For many, drone delivery was a novelty until Amazon jumped into the game. With a much-hyped concept video, Amazon provided a straightforward image of robot postmen, bringing packages to customers on demand. Amazon filed the patent for the “Unmanned Aerial Vehicle Delivery System” last September, but the text of it was recently made public at the end of April, showing the nuts and bolts of the scheme.
Crucial parts of the patent:
- The system is more than just one drone. It's a system of drones, plus a management program, that orders and dispatches drones to delivery locations.
- Programs will calculate power needed to deliver the packages by drone, taking into account weather, distance, and other factors.
- A communication system will keep the drones in touch with the computers commanding them.
Nowhere in the patent does the word “pilot” appear. In fact, human operators are mentioned only briefly, in a section on how the drones might safely land and take off. Taken as a whole, Amazon's drone patent is very much about autonomous machines and has very little to do with normal aviation.
No matter how good it sounds on paper, there are still regulatory hurdles to overcome.

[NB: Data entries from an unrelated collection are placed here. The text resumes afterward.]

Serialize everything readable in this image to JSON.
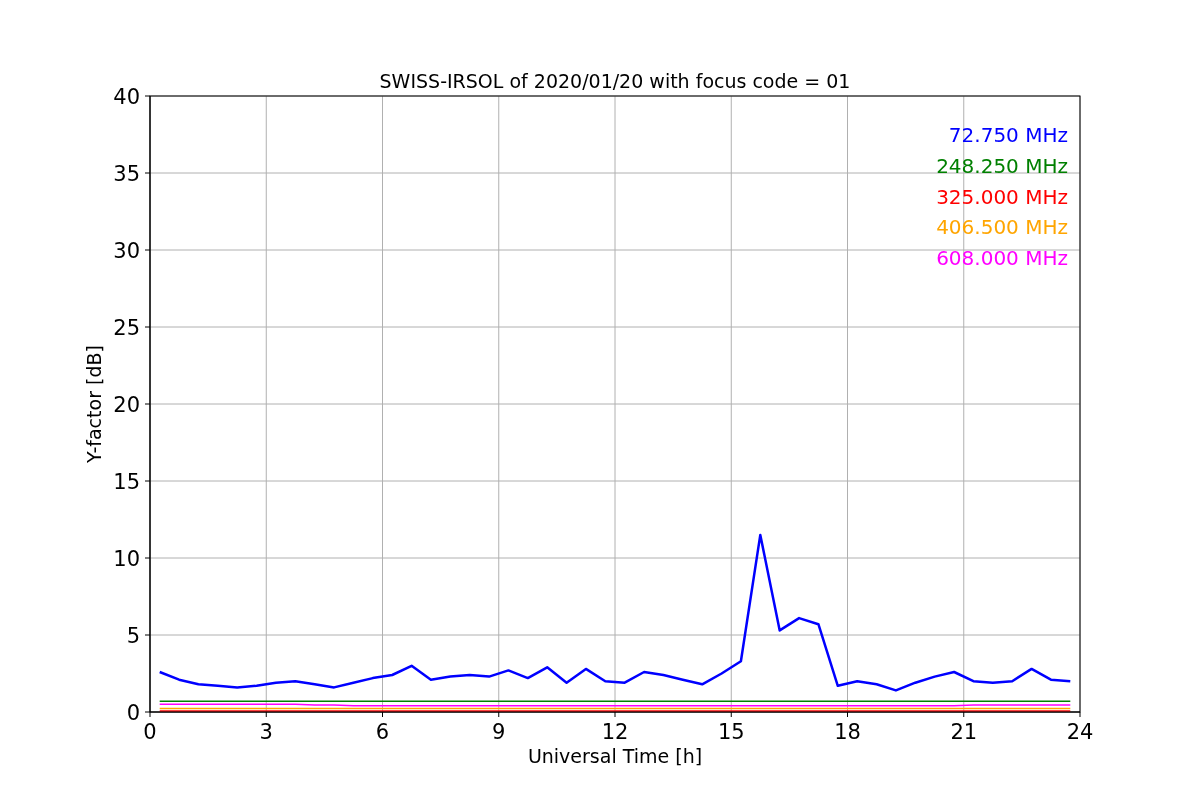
{
  "chart_data": {
    "type": "line",
    "title": "SWISS-IRSOL of 2020/01/20 with focus code = 01",
    "xlabel": "Universal Time [h]",
    "ylabel": "Y-factor [dB]",
    "x": [
      0.25,
      0.75,
      1.25,
      1.75,
      2.25,
      2.75,
      3.25,
      3.75,
      4.25,
      4.75,
      5.25,
      5.75,
      6.25,
      6.75,
      7.25,
      7.75,
      8.25,
      8.75,
      9.25,
      9.75,
      10.25,
      10.75,
      11.25,
      11.75,
      12.25,
      12.75,
      13.25,
      13.75,
      14.25,
      14.75,
      15.25,
      15.75,
      16.25,
      16.75,
      17.25,
      17.75,
      18.25,
      18.75,
      19.25,
      19.75,
      20.25,
      20.75,
      21.25,
      21.75,
      22.25,
      22.75,
      23.25,
      23.75
    ],
    "series": [
      {
        "name": "72.750 MHz",
        "color": "#0000ff",
        "values": [
          2.6,
          2.1,
          1.8,
          1.7,
          1.6,
          1.7,
          1.9,
          2.0,
          1.8,
          1.6,
          1.9,
          2.2,
          2.4,
          3.0,
          2.1,
          2.3,
          2.4,
          2.3,
          2.7,
          2.2,
          2.9,
          1.9,
          2.8,
          2.0,
          1.9,
          2.6,
          2.4,
          2.1,
          1.8,
          2.5,
          3.3,
          11.5,
          5.3,
          6.1,
          5.7,
          1.7,
          2.0,
          1.8,
          1.4,
          1.9,
          2.3,
          2.6,
          2.0,
          1.9,
          2.0,
          2.8,
          2.1,
          2.0
        ]
      },
      {
        "name": "248.250 MHz",
        "color": "#008000",
        "values": [
          0.7,
          0.7,
          0.7,
          0.7,
          0.7,
          0.7,
          0.7,
          0.7,
          0.7,
          0.7,
          0.7,
          0.7,
          0.7,
          0.7,
          0.7,
          0.7,
          0.7,
          0.7,
          0.7,
          0.7,
          0.7,
          0.7,
          0.7,
          0.7,
          0.7,
          0.7,
          0.7,
          0.7,
          0.7,
          0.7,
          0.7,
          0.7,
          0.7,
          0.7,
          0.7,
          0.7,
          0.7,
          0.7,
          0.7,
          0.7,
          0.7,
          0.7,
          0.7,
          0.7,
          0.7,
          0.7,
          0.7,
          0.7
        ]
      },
      {
        "name": "325.000 MHz",
        "color": "#ff0000",
        "values": [
          0.07,
          0.07,
          0.07,
          0.07,
          0.07,
          0.07,
          0.07,
          0.07,
          0.07,
          0.07,
          0.07,
          0.07,
          0.07,
          0.07,
          0.07,
          0.07,
          0.07,
          0.07,
          0.07,
          0.07,
          0.07,
          0.07,
          0.07,
          0.07,
          0.07,
          0.07,
          0.07,
          0.07,
          0.07,
          0.07,
          0.07,
          0.07,
          0.07,
          0.07,
          0.07,
          0.07,
          0.07,
          0.07,
          0.07,
          0.07,
          0.07,
          0.07,
          0.07,
          0.07,
          0.07,
          0.07,
          0.07,
          0.07
        ]
      },
      {
        "name": "406.500 MHz",
        "color": "#ffa500",
        "values": [
          0.22,
          0.22,
          0.22,
          0.22,
          0.22,
          0.22,
          0.22,
          0.22,
          0.22,
          0.22,
          0.22,
          0.22,
          0.22,
          0.22,
          0.22,
          0.22,
          0.22,
          0.22,
          0.22,
          0.22,
          0.22,
          0.22,
          0.22,
          0.22,
          0.22,
          0.22,
          0.22,
          0.22,
          0.22,
          0.22,
          0.22,
          0.22,
          0.22,
          0.22,
          0.22,
          0.22,
          0.22,
          0.22,
          0.22,
          0.22,
          0.22,
          0.22,
          0.22,
          0.22,
          0.22,
          0.22,
          0.22,
          0.22
        ]
      },
      {
        "name": "608.000 MHz",
        "color": "#ff00ff",
        "values": [
          0.5,
          0.5,
          0.5,
          0.5,
          0.5,
          0.5,
          0.5,
          0.5,
          0.45,
          0.45,
          0.4,
          0.4,
          0.4,
          0.4,
          0.4,
          0.4,
          0.4,
          0.4,
          0.4,
          0.4,
          0.4,
          0.4,
          0.4,
          0.4,
          0.4,
          0.4,
          0.4,
          0.4,
          0.4,
          0.4,
          0.4,
          0.4,
          0.4,
          0.4,
          0.4,
          0.4,
          0.4,
          0.4,
          0.4,
          0.4,
          0.4,
          0.4,
          0.45,
          0.45,
          0.45,
          0.45,
          0.45,
          0.45
        ]
      }
    ],
    "grid": true,
    "xlim": [
      0,
      24
    ],
    "ylim": [
      0,
      40
    ],
    "xticks": [
      0,
      3,
      6,
      9,
      12,
      15,
      18,
      21,
      24
    ],
    "yticks": [
      0,
      5,
      10,
      15,
      20,
      25,
      30,
      35,
      40
    ]
  }
}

Amazon's application to test drone delivery came with some stringent requirements that emphasized human pilots, and an Amazon executive loudly criticized these rules for holding back the future. It looks like the FAA is considering relaxing the requirement that drones only be flown within a human operator's line of sight. If so, it makes Amazon's vision a step closer to reality, but until the FAA gets really comfortable with drones piloting themselves, delivery drone takeoff might be indefinitely stalled.